◆ ASSIGNMENT ◆
Tell how many lines in the data contain the string "Monat", using a single number as the whole reply.

Excerpts from an interface dataset:
§
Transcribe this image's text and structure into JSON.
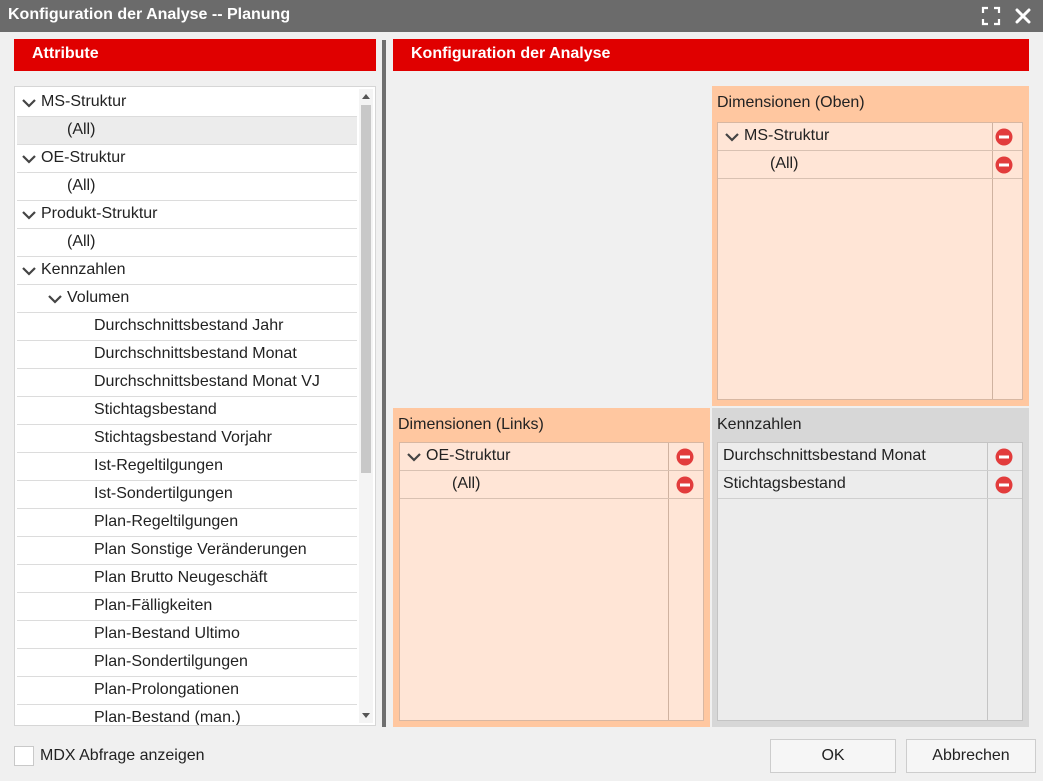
{
  "window": {
    "title": "Konfiguration der Analyse -- Planung"
  },
  "attributes_panel": {
    "header": "Attribute",
    "items": [
      {
        "label": "MS-Struktur",
        "level": 0,
        "expanded": true
      },
      {
        "label": "(All)",
        "level": 1,
        "selected": true
      },
      {
        "label": "OE-Struktur",
        "level": 0,
        "expanded": true
      },
      {
        "label": "(All)",
        "level": 1
      },
      {
        "label": "Produkt-Struktur",
        "level": 0,
        "expanded": true
      },
      {
        "label": "(All)",
        "level": 1
      },
      {
        "label": "Kennzahlen",
        "level": 0,
        "expanded": true
      },
      {
        "label": "Volumen",
        "level": 1,
        "expanded": true
      },
      {
        "label": "Durchschnittsbestand Jahr",
        "level": 2
      },
      {
        "label": "Durchschnittsbestand Monat",
        "level": 2
      },
      {
        "label": "Durchschnittsbestand Monat VJ",
        "level": 2
      },
      {
        "label": "Stichtagsbestand",
        "level": 2
      },
      {
        "label": "Stichtagsbestand Vorjahr",
        "level": 2
      },
      {
        "label": "Ist-Regeltilgungen",
        "level": 2
      },
      {
        "label": "Ist-Sondertilgungen",
        "level": 2
      },
      {
        "label": "Plan-Regeltilgungen",
        "level": 2
      },
      {
        "label": "Plan Sonstige Veränderungen",
        "level": 2
      },
      {
        "label": "Plan Brutto Neugeschäft",
        "level": 2
      },
      {
        "label": "Plan-Fälligkeiten",
        "level": 2
      },
      {
        "label": "Plan-Bestand Ultimo",
        "level": 2
      },
      {
        "label": "Plan-Sondertilgungen",
        "level": 2
      },
      {
        "label": "Plan-Prolongationen",
        "level": 2
      },
      {
        "label": "Plan-Bestand (man.)",
        "level": 2
      }
    ]
  },
  "config_panel": {
    "header": "Konfiguration der Analyse",
    "zones": {
      "top": {
        "title": "Dimensionen (Oben)",
        "items": [
          {
            "label": "MS-Struktur",
            "level": 0,
            "expanded": true
          },
          {
            "label": "(All)",
            "level": 1
          }
        ]
      },
      "left": {
        "title": "Dimensionen (Links)",
        "items": [
          {
            "label": "OE-Struktur",
            "level": 0,
            "expanded": true
          },
          {
            "label": "(All)",
            "level": 1
          }
        ]
      },
      "measures": {
        "title": "Kennzahlen",
        "items": [
          {
            "label": "Durchschnittsbestand Monat",
            "level": 0
          },
          {
            "label": "Stichtagsbestand",
            "level": 0
          }
        ]
      }
    }
  },
  "footer": {
    "checkbox_label": "MDX Abfrage anzeigen",
    "checkbox_checked": false,
    "ok_label": "OK",
    "cancel_label": "Abbrechen"
  },
  "colors": {
    "header_red": "#e00000",
    "zone_orange": "#ffc7a0",
    "zone_light": "#ffe5d6",
    "zone_grey": "#d7d7d7",
    "zone_grey_light": "#ececec",
    "remove_red": "#e23c3c",
    "titlebar": "#6b6b6b"
  }
}
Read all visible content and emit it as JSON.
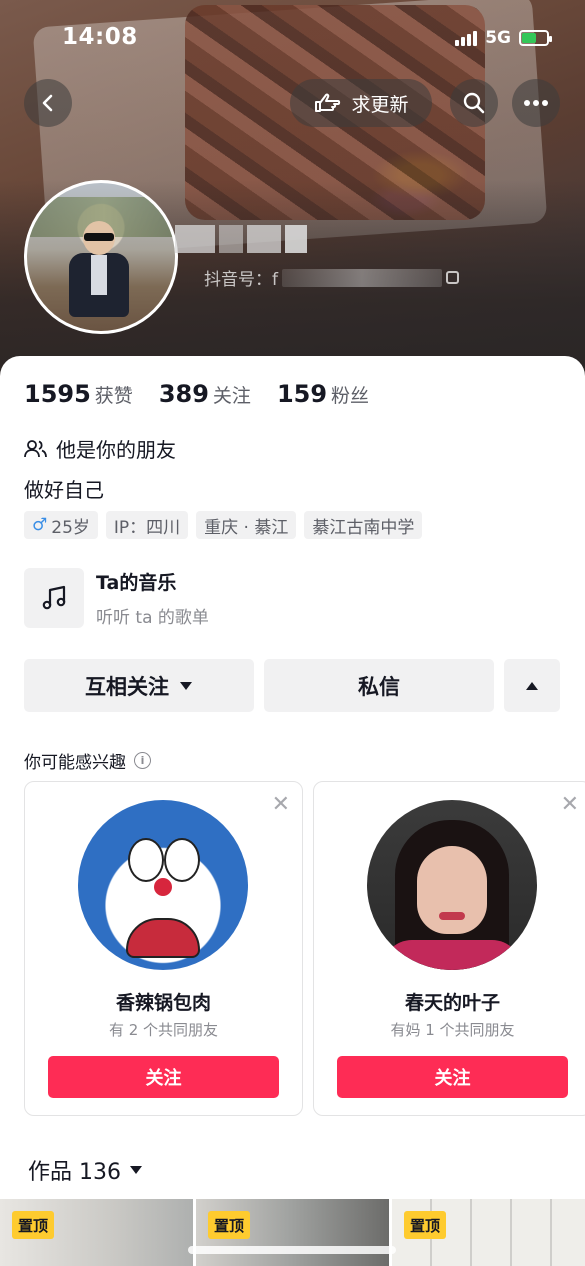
{
  "status_bar": {
    "time": "14:08",
    "network": "5G"
  },
  "header": {
    "update_label": "求更新",
    "douyin_id_prefix": "抖音号：f"
  },
  "stats": [
    {
      "num": "1595",
      "label": "获赞"
    },
    {
      "num": "389",
      "label": "关注"
    },
    {
      "num": "159",
      "label": "粉丝"
    }
  ],
  "profile": {
    "friend_label": "他是你的朋友",
    "bio": "做好自己",
    "tags": {
      "age": "25岁",
      "ip": "IP：四川",
      "location": "重庆 · 綦江",
      "school": "綦江古南中学"
    }
  },
  "music": {
    "title": "Ta的音乐",
    "subtitle": "听听 ta 的歌单"
  },
  "actions": {
    "mutual_follow": "互相关注",
    "message": "私信"
  },
  "interest": {
    "title": "你可能感兴趣",
    "cards": [
      {
        "name": "香辣锅包肉",
        "mutual": "有 2 个共同朋友",
        "follow": "关注"
      },
      {
        "name": "春天的叶子",
        "mutual": "有妈 1 个共同朋友",
        "follow": "关注"
      }
    ]
  },
  "works": {
    "label": "作品 136",
    "pin_label": "置顶"
  },
  "colors": {
    "accent": "#fe2c55",
    "pin": "#fecb2f"
  }
}
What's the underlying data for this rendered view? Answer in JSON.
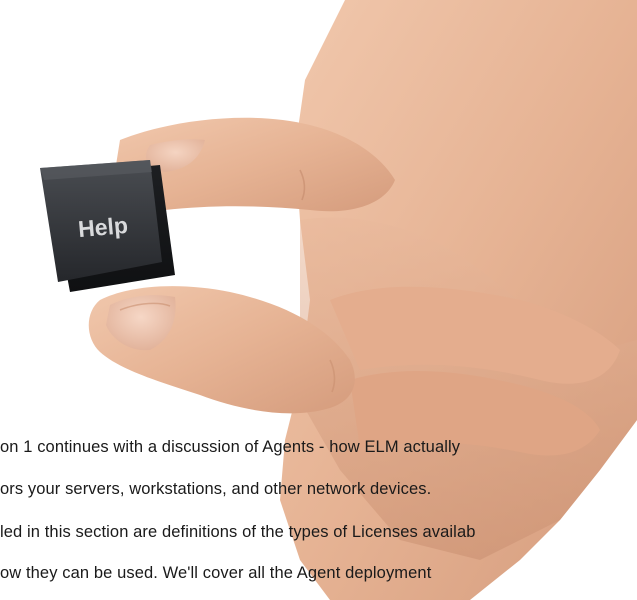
{
  "photo": {
    "subject_icon": "hand-holding-key-icon",
    "key_label": "Help",
    "colors": {
      "key": "#2e3034",
      "key_text": "#d9dadc",
      "skin": "#e8b89b",
      "background": "#ffffff"
    }
  },
  "body_text": {
    "lines": [
      "on 1 continues with a discussion of Agents - how ELM actually",
      "ors your servers, workstations, and other network devices.",
      "led in this section are definitions of the types of Licenses availab",
      "ow they can be used. We'll cover all the Agent deployment"
    ]
  }
}
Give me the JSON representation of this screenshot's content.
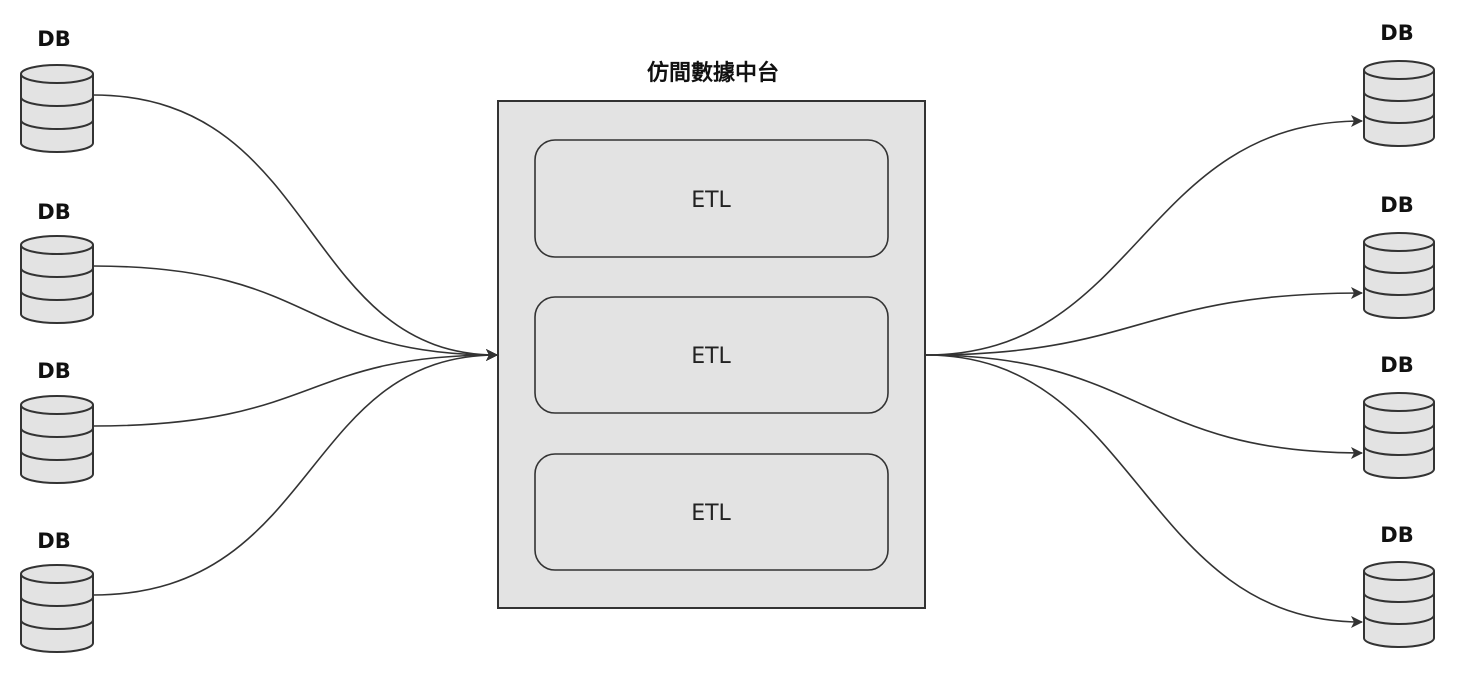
{
  "hub": {
    "title": "仿間數據中台",
    "etl_blocks": [
      {
        "label": "ETL"
      },
      {
        "label": "ETL"
      },
      {
        "label": "ETL"
      }
    ]
  },
  "sources": [
    {
      "label": "DB"
    },
    {
      "label": "DB"
    },
    {
      "label": "DB"
    },
    {
      "label": "DB"
    }
  ],
  "targets": [
    {
      "label": "DB"
    },
    {
      "label": "DB"
    },
    {
      "label": "DB"
    },
    {
      "label": "DB"
    }
  ],
  "colors": {
    "background": "#ffffff",
    "node_fill": "#e3e3e3",
    "stroke": "#333333",
    "text": "#111111"
  },
  "icons": {
    "database": "database-icon"
  }
}
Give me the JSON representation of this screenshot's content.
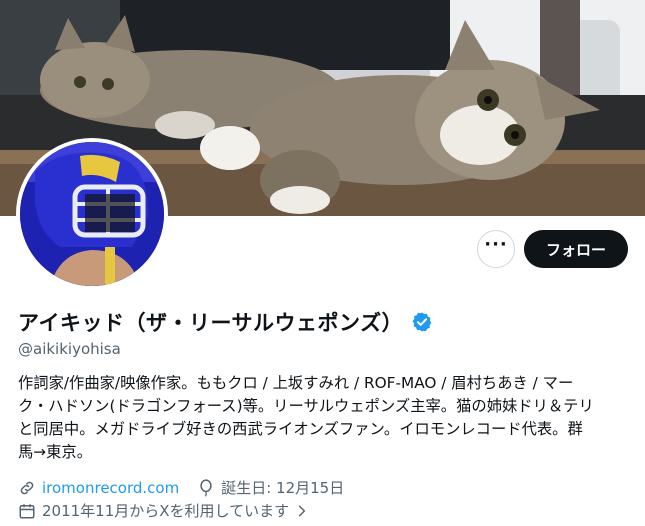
{
  "profile": {
    "display_name": "アイキッド（ザ・リーサルウェポンズ）",
    "handle": "@aikikiyohisa",
    "bio_lines": [
      "作詞家/作曲家/映像作家。ももクロ / 上坂すみれ / ROF-MAO / 眉村ちあき / マー",
      "ク・ハドソン(ドラゴンフォース)等。リーサルウェポンズ主宰。猫の姉妹ドリ＆テリ",
      "と同居中。メガドライブ好きの西武ライオンズファン。イロモンレコード代表。群",
      "馬→東京。"
    ],
    "website": "iromonrecord.com",
    "birthday": "誕生日: 12月15日",
    "joined": "2011年11月からXを利用しています",
    "verified": true
  },
  "actions": {
    "more_label": "···",
    "follow_label": "フォロー"
  },
  "icons": {
    "more": "more-dots-icon",
    "verified": "verified-badge-icon",
    "link": "link-icon",
    "birthday": "balloon-icon",
    "calendar": "calendar-icon",
    "chevron": "chevron-right-icon"
  },
  "colors": {
    "accent": "#1d9bf0",
    "text": "#0f1419",
    "secondary": "#536471",
    "follow_bg": "#0f1419"
  }
}
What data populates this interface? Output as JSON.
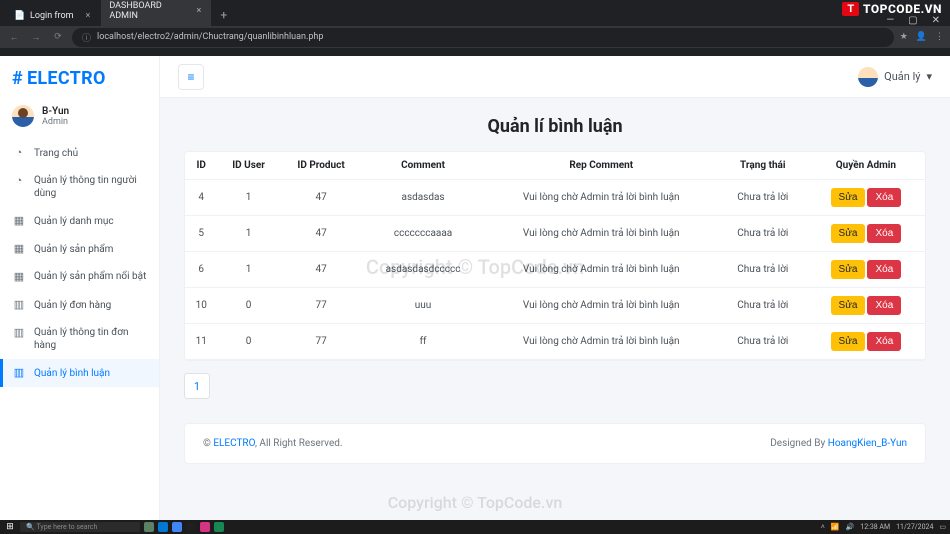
{
  "browser": {
    "tabs": [
      {
        "title": "Login from"
      },
      {
        "title": "DASHBOARD ADMIN"
      }
    ],
    "url": "localhost/electro2/admin/Chuctrang/quanlibinhluan.php"
  },
  "brand": "ELECTRO",
  "user": {
    "name": "B-Yun",
    "role": "Admin"
  },
  "sidebar": {
    "items": [
      {
        "label": "Trang chủ"
      },
      {
        "label": "Quản lý thông tin người dùng"
      },
      {
        "label": "Quản lý danh mục"
      },
      {
        "label": "Quản lý sản phẩm"
      },
      {
        "label": "Quản lý sản phẩm nổi bật"
      },
      {
        "label": "Quản lý đơn hàng"
      },
      {
        "label": "Quản lý thông tin đơn hàng"
      },
      {
        "label": "Quản lý bình luận"
      }
    ]
  },
  "topbar": {
    "user_label": "Quản lý"
  },
  "page_title": "Quản lí bình luận",
  "table": {
    "headers": [
      "ID",
      "ID User",
      "ID Product",
      "Comment",
      "Rep Comment",
      "Trạng thái",
      "Quyền Admin"
    ],
    "actions": {
      "edit": "Sửa",
      "delete": "Xóa"
    },
    "rows": [
      {
        "id": "4",
        "id_user": "1",
        "id_product": "47",
        "comment": "asdasdas",
        "rep": "Vui lòng chờ Admin trả lời bình luận",
        "status": "Chưa trả lời"
      },
      {
        "id": "5",
        "id_user": "1",
        "id_product": "47",
        "comment": "cccccccaaaa",
        "rep": "Vui lòng chờ Admin trả lời bình luận",
        "status": "Chưa trả lời"
      },
      {
        "id": "6",
        "id_user": "1",
        "id_product": "47",
        "comment": "asdasdasdccccc",
        "rep": "Vui lòng chờ Admin trả lời bình luận",
        "status": "Chưa trả lời"
      },
      {
        "id": "10",
        "id_user": "0",
        "id_product": "77",
        "comment": "uuu",
        "rep": "Vui lòng chờ Admin trả lời bình luận",
        "status": "Chưa trả lời"
      },
      {
        "id": "11",
        "id_user": "0",
        "id_product": "77",
        "comment": "ff",
        "rep": "Vui lòng chờ Admin trả lời bình luận",
        "status": "Chưa trả lời"
      }
    ]
  },
  "pagination": {
    "current": "1"
  },
  "footer": {
    "copyright_prefix": "© ",
    "brand": "ELECTRO",
    "copyright_suffix": ", All Right Reserved.",
    "designed_prefix": "Designed By ",
    "designer": "HoangKien_B-Yun"
  },
  "taskbar": {
    "search_placeholder": "Type here to search",
    "time": "12:38 AM",
    "date": "11/27/2024"
  },
  "watermark": {
    "badge": "T",
    "text": "TOPCODE.VN",
    "center": "Copyright © TopCode.vn",
    "bottom": "Copyright © TopCode.vn"
  }
}
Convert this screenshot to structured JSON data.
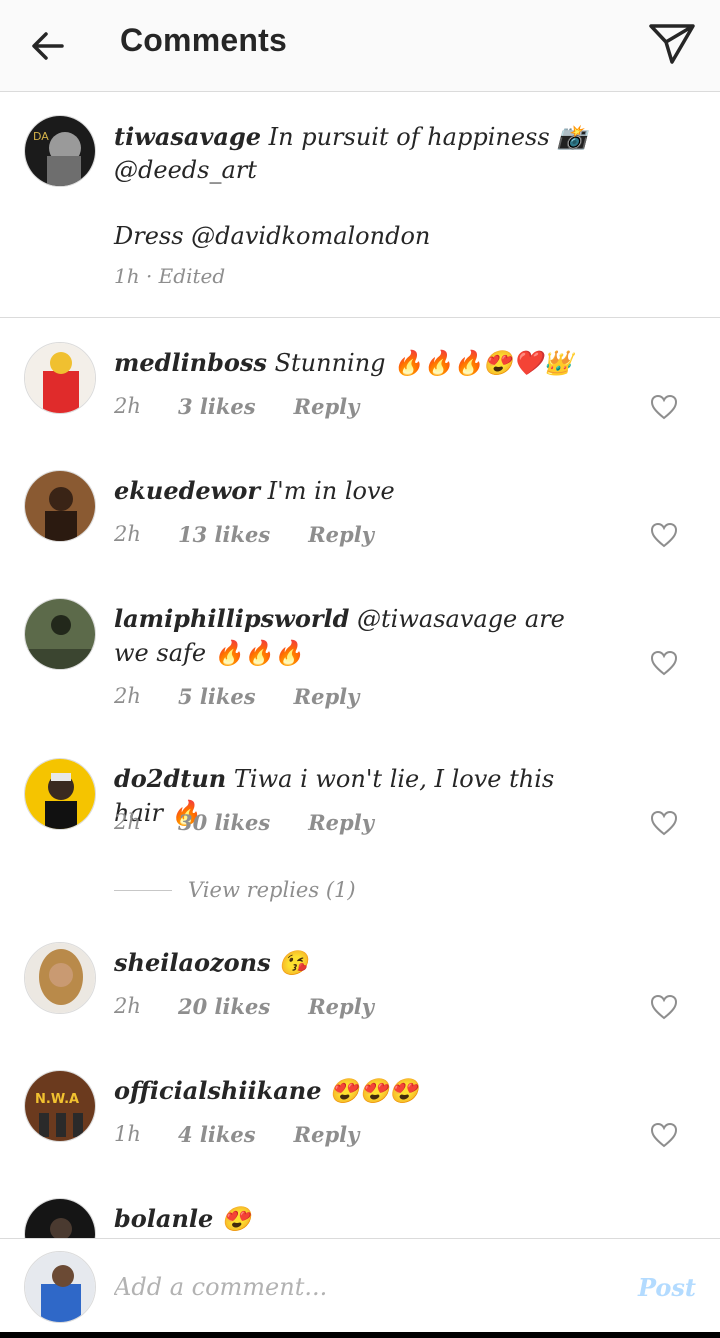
{
  "header": {
    "title": "Comments"
  },
  "caption": {
    "username": "tiwasavage",
    "text": "In pursuit of happiness 📸 @deeds_art",
    "line2": "Dress @davidkomalondon",
    "meta": "1h · Edited"
  },
  "comments": [
    {
      "username": "medlinboss",
      "text": "Stunning 🔥🔥🔥😍❤️👑",
      "time": "2h",
      "likes": "3 likes",
      "reply": "Reply"
    },
    {
      "username": "ekuedewor",
      "text": "I'm in love",
      "time": "2h",
      "likes": "13 likes",
      "reply": "Reply"
    },
    {
      "username": "lamiphillipsworld",
      "text": "@tiwasavage are we safe 🔥🔥🔥",
      "time": "2h",
      "likes": "5 likes",
      "reply": "Reply"
    },
    {
      "username": "do2dtun",
      "text": "Tiwa i won't lie, I love this hair 🔥",
      "time": "2h",
      "likes": "30 likes",
      "reply": "Reply"
    },
    {
      "username": "sheilaozons",
      "text": "😘",
      "time": "2h",
      "likes": "20 likes",
      "reply": "Reply"
    },
    {
      "username": "officialshiikane",
      "text": "😍😍😍",
      "time": "1h",
      "likes": "4 likes",
      "reply": "Reply"
    },
    {
      "username": "bolanle",
      "text": "😍",
      "time": "",
      "likes": "",
      "reply": ""
    }
  ],
  "view_replies": "View replies (1)",
  "composer": {
    "placeholder": "Add a comment...",
    "post_label": "Post"
  },
  "colors": {
    "text": "#262626",
    "secondary": "#8e8e8e",
    "post_disabled": "#b3dbff",
    "divider": "#dbdbdb"
  }
}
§
◆ EXERCISE ANSWER ◆
3